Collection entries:
══════════

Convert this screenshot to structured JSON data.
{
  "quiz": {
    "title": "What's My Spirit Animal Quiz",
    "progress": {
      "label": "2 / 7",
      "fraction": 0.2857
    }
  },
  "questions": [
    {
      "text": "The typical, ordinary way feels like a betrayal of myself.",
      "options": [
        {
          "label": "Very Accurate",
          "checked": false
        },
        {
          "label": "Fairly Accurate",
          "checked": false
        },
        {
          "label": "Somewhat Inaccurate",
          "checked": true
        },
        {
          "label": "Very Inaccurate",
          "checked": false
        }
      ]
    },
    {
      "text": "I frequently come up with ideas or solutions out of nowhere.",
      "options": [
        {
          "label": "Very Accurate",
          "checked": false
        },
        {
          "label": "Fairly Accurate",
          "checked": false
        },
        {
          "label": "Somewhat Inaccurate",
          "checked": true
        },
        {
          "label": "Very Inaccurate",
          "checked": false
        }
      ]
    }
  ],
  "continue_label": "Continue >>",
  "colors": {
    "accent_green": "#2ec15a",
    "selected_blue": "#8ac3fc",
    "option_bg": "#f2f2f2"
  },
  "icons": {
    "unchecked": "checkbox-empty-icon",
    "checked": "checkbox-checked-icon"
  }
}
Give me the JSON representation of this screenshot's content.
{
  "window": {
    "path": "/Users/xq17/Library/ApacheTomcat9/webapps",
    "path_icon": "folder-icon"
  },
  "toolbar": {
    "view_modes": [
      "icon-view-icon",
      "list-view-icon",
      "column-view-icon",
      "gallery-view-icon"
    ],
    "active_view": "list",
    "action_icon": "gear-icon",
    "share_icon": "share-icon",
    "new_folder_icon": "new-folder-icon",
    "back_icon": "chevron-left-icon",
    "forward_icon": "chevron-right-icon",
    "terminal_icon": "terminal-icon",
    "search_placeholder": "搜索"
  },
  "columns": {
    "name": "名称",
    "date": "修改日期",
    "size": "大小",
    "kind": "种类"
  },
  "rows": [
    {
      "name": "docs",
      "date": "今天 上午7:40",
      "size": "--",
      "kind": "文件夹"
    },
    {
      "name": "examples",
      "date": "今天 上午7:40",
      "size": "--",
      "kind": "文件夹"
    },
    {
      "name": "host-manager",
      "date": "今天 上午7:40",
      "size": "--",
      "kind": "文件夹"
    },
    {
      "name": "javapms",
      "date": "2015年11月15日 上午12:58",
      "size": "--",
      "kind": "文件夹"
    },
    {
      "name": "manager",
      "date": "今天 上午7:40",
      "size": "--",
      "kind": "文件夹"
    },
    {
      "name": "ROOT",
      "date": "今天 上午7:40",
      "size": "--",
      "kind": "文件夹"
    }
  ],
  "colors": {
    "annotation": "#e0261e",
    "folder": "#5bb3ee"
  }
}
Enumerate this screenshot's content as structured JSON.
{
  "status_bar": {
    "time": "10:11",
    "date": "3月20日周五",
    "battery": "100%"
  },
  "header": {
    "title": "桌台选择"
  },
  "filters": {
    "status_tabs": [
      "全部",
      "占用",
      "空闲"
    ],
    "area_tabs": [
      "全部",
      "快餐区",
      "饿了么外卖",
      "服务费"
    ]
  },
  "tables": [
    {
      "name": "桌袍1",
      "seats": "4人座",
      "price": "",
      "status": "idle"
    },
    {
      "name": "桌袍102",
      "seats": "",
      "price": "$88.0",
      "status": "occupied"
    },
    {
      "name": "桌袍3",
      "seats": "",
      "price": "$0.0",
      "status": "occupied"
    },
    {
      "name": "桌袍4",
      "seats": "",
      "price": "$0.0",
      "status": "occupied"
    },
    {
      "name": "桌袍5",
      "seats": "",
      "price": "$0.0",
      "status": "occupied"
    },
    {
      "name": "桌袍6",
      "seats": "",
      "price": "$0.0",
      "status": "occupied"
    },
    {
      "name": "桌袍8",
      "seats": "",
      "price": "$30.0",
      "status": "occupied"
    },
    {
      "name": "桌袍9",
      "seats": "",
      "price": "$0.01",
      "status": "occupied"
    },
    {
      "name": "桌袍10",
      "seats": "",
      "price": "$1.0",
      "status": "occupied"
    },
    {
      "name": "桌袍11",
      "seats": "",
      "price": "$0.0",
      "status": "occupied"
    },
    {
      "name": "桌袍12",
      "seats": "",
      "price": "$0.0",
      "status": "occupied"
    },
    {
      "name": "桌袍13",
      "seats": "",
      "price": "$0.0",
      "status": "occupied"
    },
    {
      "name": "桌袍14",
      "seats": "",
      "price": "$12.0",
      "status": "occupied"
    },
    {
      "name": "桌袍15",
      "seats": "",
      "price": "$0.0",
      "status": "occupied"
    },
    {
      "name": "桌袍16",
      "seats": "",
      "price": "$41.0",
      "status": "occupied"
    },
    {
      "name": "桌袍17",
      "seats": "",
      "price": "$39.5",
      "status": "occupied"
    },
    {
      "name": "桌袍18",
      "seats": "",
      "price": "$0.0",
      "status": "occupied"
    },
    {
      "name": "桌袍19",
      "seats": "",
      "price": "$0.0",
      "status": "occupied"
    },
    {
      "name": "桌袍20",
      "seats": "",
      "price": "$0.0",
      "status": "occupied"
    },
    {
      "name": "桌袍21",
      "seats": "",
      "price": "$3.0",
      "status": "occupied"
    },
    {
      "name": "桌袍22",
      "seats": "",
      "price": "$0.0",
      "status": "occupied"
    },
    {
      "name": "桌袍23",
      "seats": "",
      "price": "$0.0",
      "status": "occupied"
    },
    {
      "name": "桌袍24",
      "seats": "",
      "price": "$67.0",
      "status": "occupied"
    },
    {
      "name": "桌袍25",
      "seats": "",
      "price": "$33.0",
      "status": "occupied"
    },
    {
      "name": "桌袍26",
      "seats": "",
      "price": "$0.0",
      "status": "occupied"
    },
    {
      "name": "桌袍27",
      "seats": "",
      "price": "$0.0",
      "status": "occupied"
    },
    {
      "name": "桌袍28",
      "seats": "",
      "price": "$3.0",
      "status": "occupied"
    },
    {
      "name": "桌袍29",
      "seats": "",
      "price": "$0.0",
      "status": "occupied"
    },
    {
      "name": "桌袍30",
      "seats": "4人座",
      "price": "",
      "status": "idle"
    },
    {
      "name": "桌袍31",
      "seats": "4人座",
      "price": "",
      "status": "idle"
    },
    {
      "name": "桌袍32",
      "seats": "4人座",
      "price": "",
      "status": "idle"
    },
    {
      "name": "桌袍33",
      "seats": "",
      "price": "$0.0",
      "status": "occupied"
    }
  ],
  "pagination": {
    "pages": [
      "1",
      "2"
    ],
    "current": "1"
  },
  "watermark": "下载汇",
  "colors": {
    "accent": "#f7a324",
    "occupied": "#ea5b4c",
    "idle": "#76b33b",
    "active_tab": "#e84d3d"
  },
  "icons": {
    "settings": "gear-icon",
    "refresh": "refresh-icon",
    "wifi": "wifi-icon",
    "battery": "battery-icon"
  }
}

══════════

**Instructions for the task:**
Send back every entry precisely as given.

**Written response:**
Convert this screenshot to structured JSON data.
{
  "quiz": {
    "title": "What's My Spirit Animal Quiz",
    "progress": {
      "label": "2 / 7",
      "fraction": 0.2857
    }
  },
  "questions": [
    {
      "text": "The typical, ordinary way feels like a betrayal of myself.",
      "options": [
        {
          "label": "Very Accurate",
          "checked": false
        },
        {
          "label": "Fairly Accurate",
          "checked": false
        },
        {
          "label": "Somewhat Inaccurate",
          "checked": true
        },
        {
          "label": "Very Inaccurate",
          "checked": false
        }
      ]
    },
    {
      "text": "I frequently come up with ideas or solutions out of nowhere.",
      "options": [
        {
          "label": "Very Accurate",
          "checked": false
        },
        {
          "label": "Fairly Accurate",
          "checked": false
        },
        {
          "label": "Somewhat Inaccurate",
          "checked": true
        },
        {
          "label": "Very Inaccurate",
          "checked": false
        }
      ]
    }
  ],
  "continue_label": "Continue >>",
  "colors": {
    "accent_green": "#2ec15a",
    "selected_blue": "#8ac3fc",
    "option_bg": "#f2f2f2"
  },
  "icons": {
    "unchecked": "checkbox-empty-icon",
    "checked": "checkbox-checked-icon"
  }
}
Give me the JSON representation of this screenshot's content.
{
  "window": {
    "path": "/Users/xq17/Library/ApacheTomcat9/webapps",
    "path_icon": "folder-icon"
  },
  "toolbar": {
    "view_modes": [
      "icon-view-icon",
      "list-view-icon",
      "column-view-icon",
      "gallery-view-icon"
    ],
    "active_view": "list",
    "action_icon": "gear-icon",
    "share_icon": "share-icon",
    "new_folder_icon": "new-folder-icon",
    "back_icon": "chevron-left-icon",
    "forward_icon": "chevron-right-icon",
    "terminal_icon": "terminal-icon",
    "search_placeholder": "搜索"
  },
  "columns": {
    "name": "名称",
    "date": "修改日期",
    "size": "大小",
    "kind": "种类"
  },
  "rows": [
    {
      "name": "docs",
      "date": "今天 上午7:40",
      "size": "--",
      "kind": "文件夹"
    },
    {
      "name": "examples",
      "date": "今天 上午7:40",
      "size": "--",
      "kind": "文件夹"
    },
    {
      "name": "host-manager",
      "date": "今天 上午7:40",
      "size": "--",
      "kind": "文件夹"
    },
    {
      "name": "javapms",
      "date": "2015年11月15日 上午12:58",
      "size": "--",
      "kind": "文件夹"
    },
    {
      "name": "manager",
      "date": "今天 上午7:40",
      "size": "--",
      "kind": "文件夹"
    },
    {
      "name": "ROOT",
      "date": "今天 上午7:40",
      "size": "--",
      "kind": "文件夹"
    }
  ],
  "colors": {
    "annotation": "#e0261e",
    "folder": "#5bb3ee"
  }
}
Enumerate this screenshot's content as structured JSON.
{
  "status_bar": {
    "time": "10:11",
    "date": "3月20日周五",
    "battery": "100%"
  },
  "header": {
    "title": "桌台选择"
  },
  "filters": {
    "status_tabs": [
      "全部",
      "占用",
      "空闲"
    ],
    "area_tabs": [
      "全部",
      "快餐区",
      "饿了么外卖",
      "服务费"
    ]
  },
  "tables": [
    {
      "name": "桌袍1",
      "seats": "4人座",
      "price": "",
      "status": "idle"
    },
    {
      "name": "桌袍102",
      "seats": "",
      "price": "$88.0",
      "status": "occupied"
    },
    {
      "name": "桌袍3",
      "seats": "",
      "price": "$0.0",
      "status": "occupied"
    },
    {
      "name": "桌袍4",
      "seats": "",
      "price": "$0.0",
      "status": "occupied"
    },
    {
      "name": "桌袍5",
      "seats": "",
      "price": "$0.0",
      "status": "occupied"
    },
    {
      "name": "桌袍6",
      "seats": "",
      "price": "$0.0",
      "status": "occupied"
    },
    {
      "name": "桌袍8",
      "seats": "",
      "price": "$30.0",
      "status": "occupied"
    },
    {
      "name": "桌袍9",
      "seats": "",
      "price": "$0.01",
      "status": "occupied"
    },
    {
      "name": "桌袍10",
      "seats": "",
      "price": "$1.0",
      "status": "occupied"
    },
    {
      "name": "桌袍11",
      "seats": "",
      "price": "$0.0",
      "status": "occupied"
    },
    {
      "name": "桌袍12",
      "seats": "",
      "price": "$0.0",
      "status": "occupied"
    },
    {
      "name": "桌袍13",
      "seats": "",
      "price": "$0.0",
      "status": "occupied"
    },
    {
      "name": "桌袍14",
      "seats": "",
      "price": "$12.0",
      "status": "occupied"
    },
    {
      "name": "桌袍15",
      "seats": "",
      "price": "$0.0",
      "status": "occupied"
    },
    {
      "name": "桌袍16",
      "seats": "",
      "price": "$41.0",
      "status": "occupied"
    },
    {
      "name": "桌袍17",
      "seats": "",
      "price": "$39.5",
      "status": "occupied"
    },
    {
      "name": "桌袍18",
      "seats": "",
      "price": "$0.0",
      "status": "occupied"
    },
    {
      "name": "桌袍19",
      "seats": "",
      "price": "$0.0",
      "status": "occupied"
    },
    {
      "name": "桌袍20",
      "seats": "",
      "price": "$0.0",
      "status": "occupied"
    },
    {
      "name": "桌袍21",
      "seats": "",
      "price": "$3.0",
      "status": "occupied"
    },
    {
      "name": "桌袍22",
      "seats": "",
      "price": "$0.0",
      "status": "occupied"
    },
    {
      "name": "桌袍23",
      "seats": "",
      "price": "$0.0",
      "status": "occupied"
    },
    {
      "name": "桌袍24",
      "seats": "",
      "price": "$67.0",
      "status": "occupied"
    },
    {
      "name": "桌袍25",
      "seats": "",
      "price": "$33.0",
      "status": "occupied"
    },
    {
      "name": "桌袍26",
      "seats": "",
      "price": "$0.0",
      "status": "occupied"
    },
    {
      "name": "桌袍27",
      "seats": "",
      "price": "$0.0",
      "status": "occupied"
    },
    {
      "name": "桌袍28",
      "seats": "",
      "price": "$3.0",
      "status": "occupied"
    },
    {
      "name": "桌袍29",
      "seats": "",
      "price": "$0.0",
      "status": "occupied"
    },
    {
      "name": "桌袍30",
      "seats": "4人座",
      "price": "",
      "status": "idle"
    },
    {
      "name": "桌袍31",
      "seats": "4人座",
      "price": "",
      "status": "idle"
    },
    {
      "name": "桌袍32",
      "seats": "4人座",
      "price": "",
      "status": "idle"
    },
    {
      "name": "桌袍33",
      "seats": "",
      "price": "$0.0",
      "status": "occupied"
    }
  ],
  "pagination": {
    "pages": [
      "1",
      "2"
    ],
    "current": "1"
  },
  "watermark": "下载汇",
  "colors": {
    "accent": "#f7a324",
    "occupied": "#ea5b4c",
    "idle": "#76b33b",
    "active_tab": "#e84d3d"
  },
  "icons": {
    "settings": "gear-icon",
    "refresh": "refresh-icon",
    "wifi": "wifi-icon",
    "battery": "battery-icon"
  }
}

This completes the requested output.